He became obsessed with the wonder and the mystery of the sight, and finally decided that he had to create a physical replica of the image in hopes that it would free his mind’s eye to see other things. He took an abandoned map from the school’s storage attic and painted it out completely, then painstakingly poked out the pattern he saw in his mind. He hung the shade in a window so that during the day light would pass through the holes, mimicking the glowing dots of his vision. At night he would gather several lanterns and hang them outside his window so he could continue working.

Though he never was able to understand what his vision meant, we can now recognize it as the Earth at night as seen in NASA’s composite image, glowing with the dotted pattern of electrical light emissions. This was surely a premonition of the future of electric light, a pet project of another resident of West Orange, Thomas Edison.
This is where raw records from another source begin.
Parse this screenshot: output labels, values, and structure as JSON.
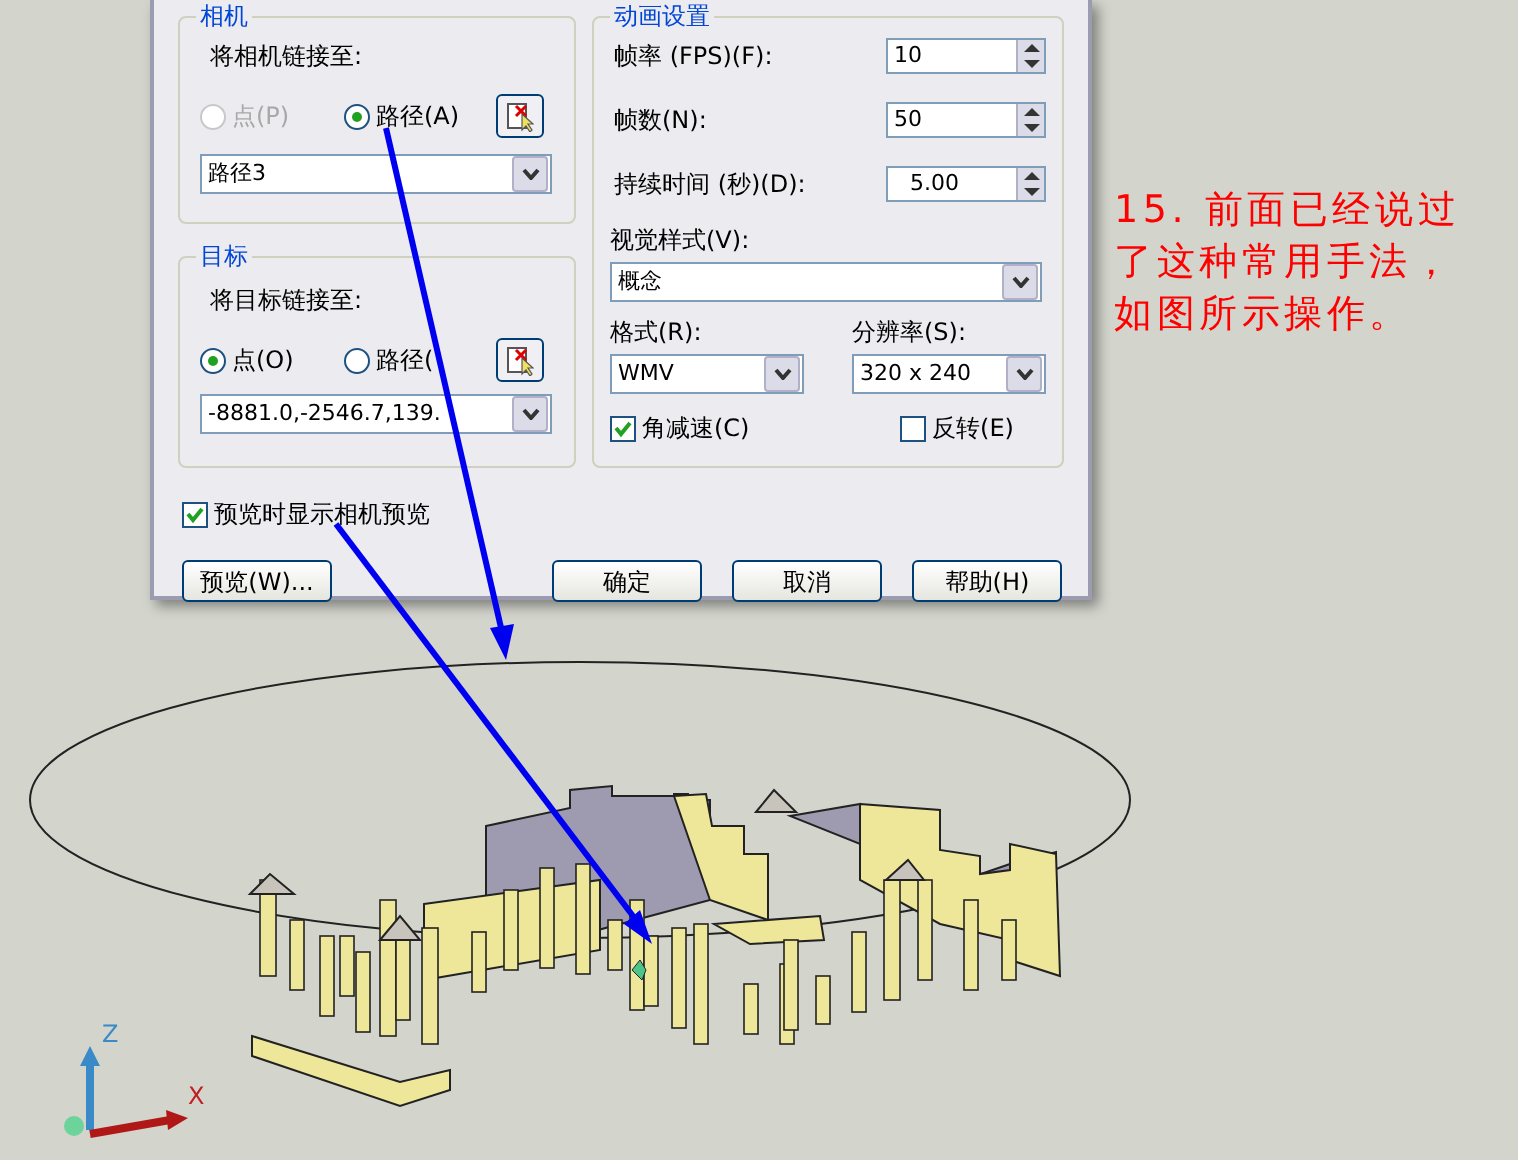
{
  "dialog": {
    "camera_group": {
      "title": "相机",
      "link_label": "将相机链接至:",
      "options": [
        {
          "label": "点(P)",
          "selected": false,
          "disabled": true
        },
        {
          "label": "路径(A)",
          "selected": true,
          "disabled": false
        }
      ],
      "path_value": "路径3"
    },
    "target_group": {
      "title": "目标",
      "link_label": "将目标链接至:",
      "options": [
        {
          "label": "点(O)",
          "selected": true,
          "disabled": false
        },
        {
          "label": "路径(",
          "selected": false,
          "disabled": false
        }
      ],
      "point_value": "-8881.0,-2546.7,139."
    },
    "preview_checkbox": {
      "label": "预览时显示相机预览",
      "checked": true
    },
    "animation_group": {
      "title": "动画设置",
      "spin_fields": [
        {
          "label": "帧率 (FPS)(F):",
          "value": "10"
        },
        {
          "label": "帧数(N):",
          "value": "50"
        },
        {
          "label": "持续时间 (秒)(D):",
          "value": "5.00"
        }
      ],
      "visual_style": {
        "label": "视觉样式(V):",
        "value": "概念"
      },
      "format": {
        "label": "格式(R):",
        "value": "WMV"
      },
      "resolution": {
        "label": "分辨率(S):",
        "value": "320 x 240"
      },
      "checkboxes": [
        {
          "label": "角减速(C)",
          "checked": true
        },
        {
          "label": "反转(E)",
          "checked": false
        }
      ]
    },
    "buttons": [
      {
        "label": "预览(W)..."
      },
      {
        "label": "确定"
      },
      {
        "label": "取消"
      },
      {
        "label": "帮助(H)"
      }
    ]
  },
  "annotation": "15. 前面已经说过了这种常用手法，如图所示操作。",
  "axis_labels": [
    "Z",
    "X"
  ]
}
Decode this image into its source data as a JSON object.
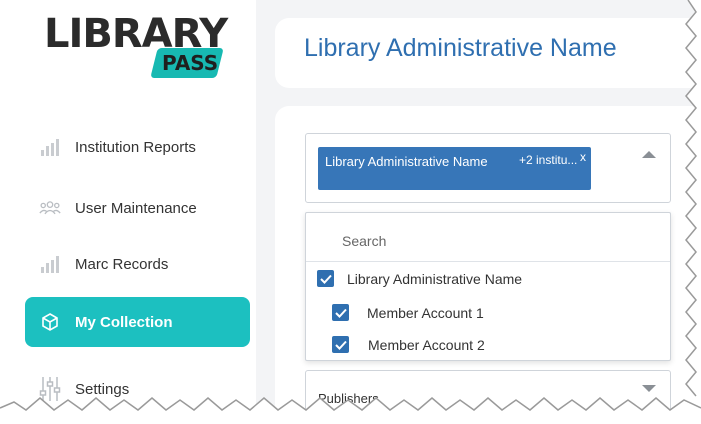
{
  "logo": {
    "word": "LIBRARY",
    "badge": "PASS",
    "badge_color": "#17b9b2"
  },
  "sidebar": {
    "items": [
      {
        "label": "Institution Reports",
        "icon": "bar-chart-icon",
        "active": false
      },
      {
        "label": "User Maintenance",
        "icon": "users-icon",
        "active": false
      },
      {
        "label": "Marc Records",
        "icon": "bar-chart-icon",
        "active": false
      },
      {
        "label": "My Collection",
        "icon": "cube-icon",
        "active": true
      },
      {
        "label": "Settings",
        "icon": "sliders-icon",
        "active": false
      }
    ],
    "active_color": "#1cc0c0"
  },
  "header": {
    "title": "Library Administrative Name",
    "title_color": "#2f6fb0"
  },
  "institution_select": {
    "chip_label": "Library Administrative Name",
    "chip_more": "+2 institu...",
    "chip_remove": "x",
    "chip_color": "#3776b8"
  },
  "dropdown": {
    "search_placeholder": "Search",
    "options": [
      {
        "label": "Library Administrative Name",
        "checked": true
      },
      {
        "label": "Member Account 1",
        "checked": true
      },
      {
        "label": "Member Account 2",
        "checked": true
      }
    ]
  },
  "publishers_select": {
    "label": "Publishers"
  }
}
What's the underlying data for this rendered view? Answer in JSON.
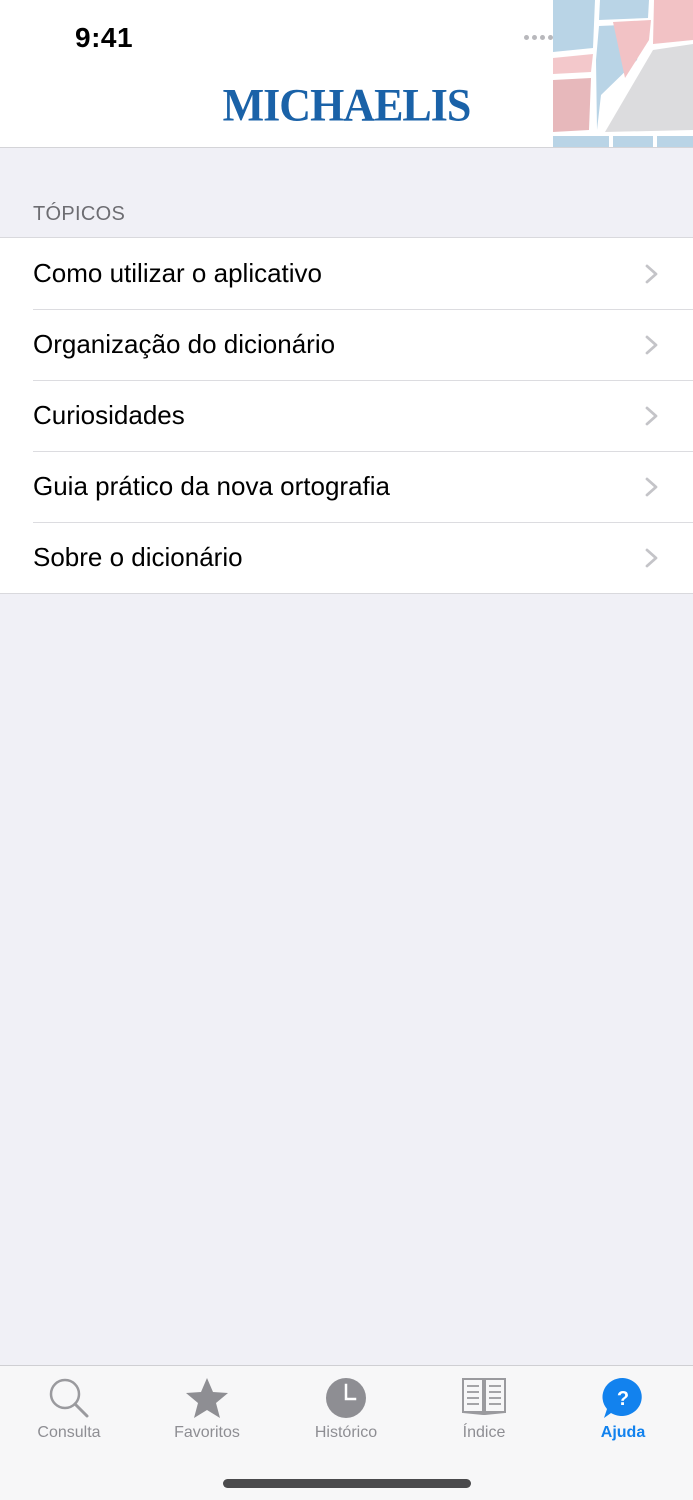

This piece of what might be called “Visionary Art” is only one of many created by the janitor over subsequent years.

Beverly Rayner, Vision of power (electric light), Museum of Mesmerism
Vision of power (electric light)
American, late 1800s
Accession No. 2010-11-us
38" x 44.5" x 4"